Paul applied the “open run” defense in the railroad liability matter. The court adopted this defense which holds that when a train engineer sees a person on or near the track, he is not bound to stop his train immediately, but has the right to assume that in broad daylight, the person will see and hear the train, heed the danger, and leave the track. In such a situation, the engineer has no duty to make an emergency stop until he determines that the person cannot or will not remove himself from harm’s way.
Sokoya v. Alsiegs Food Corp, 2006 NY Slip 04408
Paul successfully convinced a jury that his client had the right of way. The appellate court upheld the finding holding that it was supported by a fair interpretation of the evidence.
In Re Eastern District Repetitive Stress Injury Litigation, 850 F.Supp. 188
Over 450 repetitive stress injury (“RSI”) cases were filed in the Eastern District of New York on behalf of over 1,000 plaintiffs against over 100 different equipment manufacturers. In each of these cases, plaintiffs alleged that they suffered from one or more of a plethora of soft tissue and other disorders including “carpal tunnel” syndrome, tendinitis, epicondylitis (commonly known as “tennis elbow”), degenerative disc disease, cervical sprain, neck pain and back pain.

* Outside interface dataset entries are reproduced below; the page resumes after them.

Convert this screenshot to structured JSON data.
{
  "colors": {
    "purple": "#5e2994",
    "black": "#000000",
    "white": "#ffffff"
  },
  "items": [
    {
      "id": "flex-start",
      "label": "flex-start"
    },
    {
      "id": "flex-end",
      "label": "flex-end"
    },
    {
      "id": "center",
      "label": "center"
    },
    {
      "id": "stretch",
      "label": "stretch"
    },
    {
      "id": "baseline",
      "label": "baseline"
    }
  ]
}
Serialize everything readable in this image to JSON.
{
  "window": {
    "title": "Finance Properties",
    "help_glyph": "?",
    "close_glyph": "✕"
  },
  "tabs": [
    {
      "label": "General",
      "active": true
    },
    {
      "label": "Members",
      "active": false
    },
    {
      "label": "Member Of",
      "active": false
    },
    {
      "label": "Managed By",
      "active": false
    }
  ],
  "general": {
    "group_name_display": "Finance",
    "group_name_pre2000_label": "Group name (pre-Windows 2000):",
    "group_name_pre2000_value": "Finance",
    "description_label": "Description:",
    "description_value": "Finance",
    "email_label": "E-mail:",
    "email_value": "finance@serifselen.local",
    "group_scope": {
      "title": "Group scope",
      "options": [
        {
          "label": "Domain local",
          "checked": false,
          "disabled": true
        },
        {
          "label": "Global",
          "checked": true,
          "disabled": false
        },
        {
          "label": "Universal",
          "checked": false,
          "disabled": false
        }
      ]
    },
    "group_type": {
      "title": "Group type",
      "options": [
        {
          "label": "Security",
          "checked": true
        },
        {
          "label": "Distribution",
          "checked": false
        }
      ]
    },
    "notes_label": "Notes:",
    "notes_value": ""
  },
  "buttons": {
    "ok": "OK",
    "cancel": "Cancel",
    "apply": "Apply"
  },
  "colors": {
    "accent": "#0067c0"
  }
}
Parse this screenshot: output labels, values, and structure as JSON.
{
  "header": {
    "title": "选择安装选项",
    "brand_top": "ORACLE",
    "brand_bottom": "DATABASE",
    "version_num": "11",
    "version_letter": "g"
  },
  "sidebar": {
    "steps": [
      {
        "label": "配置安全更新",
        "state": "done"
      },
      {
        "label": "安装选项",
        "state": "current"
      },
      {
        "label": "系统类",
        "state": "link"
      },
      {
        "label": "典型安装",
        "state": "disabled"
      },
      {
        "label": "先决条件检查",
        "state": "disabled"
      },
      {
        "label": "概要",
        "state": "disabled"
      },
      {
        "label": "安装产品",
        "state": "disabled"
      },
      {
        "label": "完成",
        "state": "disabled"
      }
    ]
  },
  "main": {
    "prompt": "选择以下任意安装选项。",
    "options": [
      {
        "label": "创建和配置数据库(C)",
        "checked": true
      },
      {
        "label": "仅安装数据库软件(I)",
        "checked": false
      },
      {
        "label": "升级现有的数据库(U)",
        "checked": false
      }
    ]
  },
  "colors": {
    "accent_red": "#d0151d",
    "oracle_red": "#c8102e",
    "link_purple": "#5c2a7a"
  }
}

Plaintiffs claimed that their injuries were caused by the repetitive stress involved in the use of keyboards, postal machines, video display terminals, cash registers, stenographic machines, supermarket scanners and numerous and diverse other devices designed, manufactured, and in some cases distributed, by defendants.